## About this task
From the listing below, pull each line that includes "JSON".

## Data extract
★ ★ ★ ★ ★

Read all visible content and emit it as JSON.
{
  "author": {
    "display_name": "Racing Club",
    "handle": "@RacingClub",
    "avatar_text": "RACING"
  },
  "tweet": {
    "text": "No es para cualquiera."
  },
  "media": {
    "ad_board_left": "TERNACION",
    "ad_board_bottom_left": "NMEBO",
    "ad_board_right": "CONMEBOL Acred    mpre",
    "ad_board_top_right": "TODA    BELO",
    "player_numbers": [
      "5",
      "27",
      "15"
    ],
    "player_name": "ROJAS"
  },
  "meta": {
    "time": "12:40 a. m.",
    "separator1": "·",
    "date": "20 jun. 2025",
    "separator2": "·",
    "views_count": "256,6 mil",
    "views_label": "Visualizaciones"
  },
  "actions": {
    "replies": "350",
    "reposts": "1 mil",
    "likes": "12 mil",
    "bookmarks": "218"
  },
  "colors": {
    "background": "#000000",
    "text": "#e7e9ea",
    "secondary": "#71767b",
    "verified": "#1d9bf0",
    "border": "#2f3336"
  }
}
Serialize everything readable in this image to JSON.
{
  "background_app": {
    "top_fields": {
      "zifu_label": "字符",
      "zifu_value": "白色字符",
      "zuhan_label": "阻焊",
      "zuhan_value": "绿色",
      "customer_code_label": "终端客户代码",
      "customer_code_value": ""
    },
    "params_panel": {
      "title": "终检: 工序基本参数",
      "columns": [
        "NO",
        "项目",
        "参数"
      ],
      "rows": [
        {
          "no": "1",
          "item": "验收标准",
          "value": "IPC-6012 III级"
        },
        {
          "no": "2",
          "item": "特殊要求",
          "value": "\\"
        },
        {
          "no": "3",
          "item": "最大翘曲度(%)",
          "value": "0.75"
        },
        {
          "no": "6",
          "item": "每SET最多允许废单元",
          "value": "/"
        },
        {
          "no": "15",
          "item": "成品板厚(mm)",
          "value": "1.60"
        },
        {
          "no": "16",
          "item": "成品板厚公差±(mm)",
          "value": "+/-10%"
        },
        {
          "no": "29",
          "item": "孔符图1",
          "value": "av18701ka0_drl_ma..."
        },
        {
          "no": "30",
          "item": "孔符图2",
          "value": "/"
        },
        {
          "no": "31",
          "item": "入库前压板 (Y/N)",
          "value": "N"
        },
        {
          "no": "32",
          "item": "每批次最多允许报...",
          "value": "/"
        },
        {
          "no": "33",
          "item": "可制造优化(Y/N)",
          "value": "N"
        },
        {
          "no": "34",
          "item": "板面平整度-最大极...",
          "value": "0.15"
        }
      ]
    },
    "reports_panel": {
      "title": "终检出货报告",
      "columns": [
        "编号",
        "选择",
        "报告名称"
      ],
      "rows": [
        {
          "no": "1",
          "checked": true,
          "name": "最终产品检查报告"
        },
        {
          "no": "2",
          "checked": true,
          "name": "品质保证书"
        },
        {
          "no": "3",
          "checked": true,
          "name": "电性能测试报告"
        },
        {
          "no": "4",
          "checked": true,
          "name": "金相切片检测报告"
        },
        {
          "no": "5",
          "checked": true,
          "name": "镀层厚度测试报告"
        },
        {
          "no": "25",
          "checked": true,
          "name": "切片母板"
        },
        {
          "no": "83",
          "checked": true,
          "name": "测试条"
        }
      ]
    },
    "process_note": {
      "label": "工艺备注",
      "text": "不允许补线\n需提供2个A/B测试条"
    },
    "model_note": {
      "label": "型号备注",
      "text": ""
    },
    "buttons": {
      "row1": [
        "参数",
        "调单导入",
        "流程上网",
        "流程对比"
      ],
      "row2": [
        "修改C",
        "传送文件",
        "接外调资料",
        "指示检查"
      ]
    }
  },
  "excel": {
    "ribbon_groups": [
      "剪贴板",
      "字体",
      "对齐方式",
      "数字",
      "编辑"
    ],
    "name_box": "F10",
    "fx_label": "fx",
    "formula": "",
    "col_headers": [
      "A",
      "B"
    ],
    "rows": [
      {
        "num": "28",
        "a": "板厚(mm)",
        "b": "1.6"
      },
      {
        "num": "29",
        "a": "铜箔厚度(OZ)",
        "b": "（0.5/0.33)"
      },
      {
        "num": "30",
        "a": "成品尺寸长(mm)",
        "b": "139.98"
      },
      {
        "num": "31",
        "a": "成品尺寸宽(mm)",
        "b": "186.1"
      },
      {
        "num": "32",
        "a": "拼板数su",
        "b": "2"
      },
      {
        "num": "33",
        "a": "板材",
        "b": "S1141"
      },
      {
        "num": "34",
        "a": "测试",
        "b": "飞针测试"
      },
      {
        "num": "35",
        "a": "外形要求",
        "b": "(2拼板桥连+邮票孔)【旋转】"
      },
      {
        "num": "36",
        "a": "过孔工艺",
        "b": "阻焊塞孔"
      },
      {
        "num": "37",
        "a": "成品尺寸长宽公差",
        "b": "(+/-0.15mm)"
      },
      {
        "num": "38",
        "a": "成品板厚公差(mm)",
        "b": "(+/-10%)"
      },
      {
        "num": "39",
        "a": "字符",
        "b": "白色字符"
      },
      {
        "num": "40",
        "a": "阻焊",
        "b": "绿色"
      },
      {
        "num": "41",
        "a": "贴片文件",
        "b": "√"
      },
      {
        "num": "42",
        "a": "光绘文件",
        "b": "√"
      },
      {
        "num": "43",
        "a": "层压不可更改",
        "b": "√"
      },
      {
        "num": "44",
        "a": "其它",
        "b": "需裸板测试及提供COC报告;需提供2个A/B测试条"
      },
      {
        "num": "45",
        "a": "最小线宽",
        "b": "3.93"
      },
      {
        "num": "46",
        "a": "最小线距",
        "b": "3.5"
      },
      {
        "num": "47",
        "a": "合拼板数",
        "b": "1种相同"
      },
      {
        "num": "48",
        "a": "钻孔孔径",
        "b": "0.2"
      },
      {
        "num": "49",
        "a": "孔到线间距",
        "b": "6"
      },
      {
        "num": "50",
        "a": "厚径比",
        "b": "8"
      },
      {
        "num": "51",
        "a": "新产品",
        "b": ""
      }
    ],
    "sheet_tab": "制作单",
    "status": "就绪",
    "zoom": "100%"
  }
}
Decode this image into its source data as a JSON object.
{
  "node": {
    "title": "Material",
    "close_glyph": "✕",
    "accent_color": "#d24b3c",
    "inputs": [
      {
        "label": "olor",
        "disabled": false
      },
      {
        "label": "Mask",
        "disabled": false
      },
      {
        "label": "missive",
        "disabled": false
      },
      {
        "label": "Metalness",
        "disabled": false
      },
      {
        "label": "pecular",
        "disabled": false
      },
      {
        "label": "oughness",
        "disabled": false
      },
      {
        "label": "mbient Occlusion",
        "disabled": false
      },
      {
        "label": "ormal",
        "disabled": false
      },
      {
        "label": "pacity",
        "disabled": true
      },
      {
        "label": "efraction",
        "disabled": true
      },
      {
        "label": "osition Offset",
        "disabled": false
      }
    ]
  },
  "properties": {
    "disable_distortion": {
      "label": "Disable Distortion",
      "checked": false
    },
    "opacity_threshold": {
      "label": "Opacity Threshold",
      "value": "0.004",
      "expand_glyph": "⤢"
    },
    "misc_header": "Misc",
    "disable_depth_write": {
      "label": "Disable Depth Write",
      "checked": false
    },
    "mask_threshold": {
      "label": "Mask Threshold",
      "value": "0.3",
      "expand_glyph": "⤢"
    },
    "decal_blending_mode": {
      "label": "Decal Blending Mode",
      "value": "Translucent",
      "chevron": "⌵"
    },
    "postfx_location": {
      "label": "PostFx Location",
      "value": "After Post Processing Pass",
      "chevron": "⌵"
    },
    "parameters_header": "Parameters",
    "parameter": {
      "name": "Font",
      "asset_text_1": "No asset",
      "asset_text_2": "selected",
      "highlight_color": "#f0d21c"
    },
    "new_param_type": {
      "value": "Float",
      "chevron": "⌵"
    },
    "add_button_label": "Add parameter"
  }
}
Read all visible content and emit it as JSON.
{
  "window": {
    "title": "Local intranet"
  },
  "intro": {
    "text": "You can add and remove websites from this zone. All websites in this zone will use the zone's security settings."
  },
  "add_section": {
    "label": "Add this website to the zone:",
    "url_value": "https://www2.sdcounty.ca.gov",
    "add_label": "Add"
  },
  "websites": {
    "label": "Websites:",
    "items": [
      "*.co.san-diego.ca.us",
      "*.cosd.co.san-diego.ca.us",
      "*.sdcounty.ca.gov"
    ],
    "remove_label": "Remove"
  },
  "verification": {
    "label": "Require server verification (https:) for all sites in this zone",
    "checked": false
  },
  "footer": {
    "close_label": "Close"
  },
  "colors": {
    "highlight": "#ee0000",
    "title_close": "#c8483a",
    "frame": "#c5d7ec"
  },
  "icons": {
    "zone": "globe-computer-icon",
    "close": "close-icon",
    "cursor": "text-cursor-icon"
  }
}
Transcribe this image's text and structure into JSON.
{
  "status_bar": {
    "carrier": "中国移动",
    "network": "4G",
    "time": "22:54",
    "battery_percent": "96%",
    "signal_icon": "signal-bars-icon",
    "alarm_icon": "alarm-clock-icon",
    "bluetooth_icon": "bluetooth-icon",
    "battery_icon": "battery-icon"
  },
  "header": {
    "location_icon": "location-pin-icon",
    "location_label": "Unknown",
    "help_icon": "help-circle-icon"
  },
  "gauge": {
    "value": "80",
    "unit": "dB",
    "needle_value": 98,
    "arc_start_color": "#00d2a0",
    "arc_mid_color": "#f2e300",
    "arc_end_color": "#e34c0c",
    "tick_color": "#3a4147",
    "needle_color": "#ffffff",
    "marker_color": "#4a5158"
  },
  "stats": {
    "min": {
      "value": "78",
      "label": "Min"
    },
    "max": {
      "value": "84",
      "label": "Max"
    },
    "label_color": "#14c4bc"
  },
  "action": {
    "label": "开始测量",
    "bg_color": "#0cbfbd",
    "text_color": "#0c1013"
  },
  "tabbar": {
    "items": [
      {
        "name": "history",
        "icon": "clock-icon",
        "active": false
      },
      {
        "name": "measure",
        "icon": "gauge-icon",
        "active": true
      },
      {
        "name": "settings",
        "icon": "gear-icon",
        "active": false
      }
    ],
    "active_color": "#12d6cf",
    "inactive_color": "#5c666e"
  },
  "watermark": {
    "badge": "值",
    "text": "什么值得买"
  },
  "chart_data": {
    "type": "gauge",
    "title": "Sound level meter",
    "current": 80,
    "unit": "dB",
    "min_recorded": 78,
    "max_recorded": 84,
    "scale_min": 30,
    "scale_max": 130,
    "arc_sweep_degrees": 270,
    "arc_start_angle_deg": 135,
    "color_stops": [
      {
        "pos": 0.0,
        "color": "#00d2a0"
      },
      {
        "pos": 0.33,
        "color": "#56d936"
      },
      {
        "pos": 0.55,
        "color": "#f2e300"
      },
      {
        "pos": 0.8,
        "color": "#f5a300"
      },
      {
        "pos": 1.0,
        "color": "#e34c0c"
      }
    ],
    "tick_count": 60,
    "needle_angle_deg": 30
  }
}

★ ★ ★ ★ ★

## Answer box
Read all visible content and emit it as JSON.
Serialize everything readable in this image to JSON.
Decode this image into its source data as a JSON object.
Read all visible content and emit it as JSON.
Transcribe this image's text and structure into JSON.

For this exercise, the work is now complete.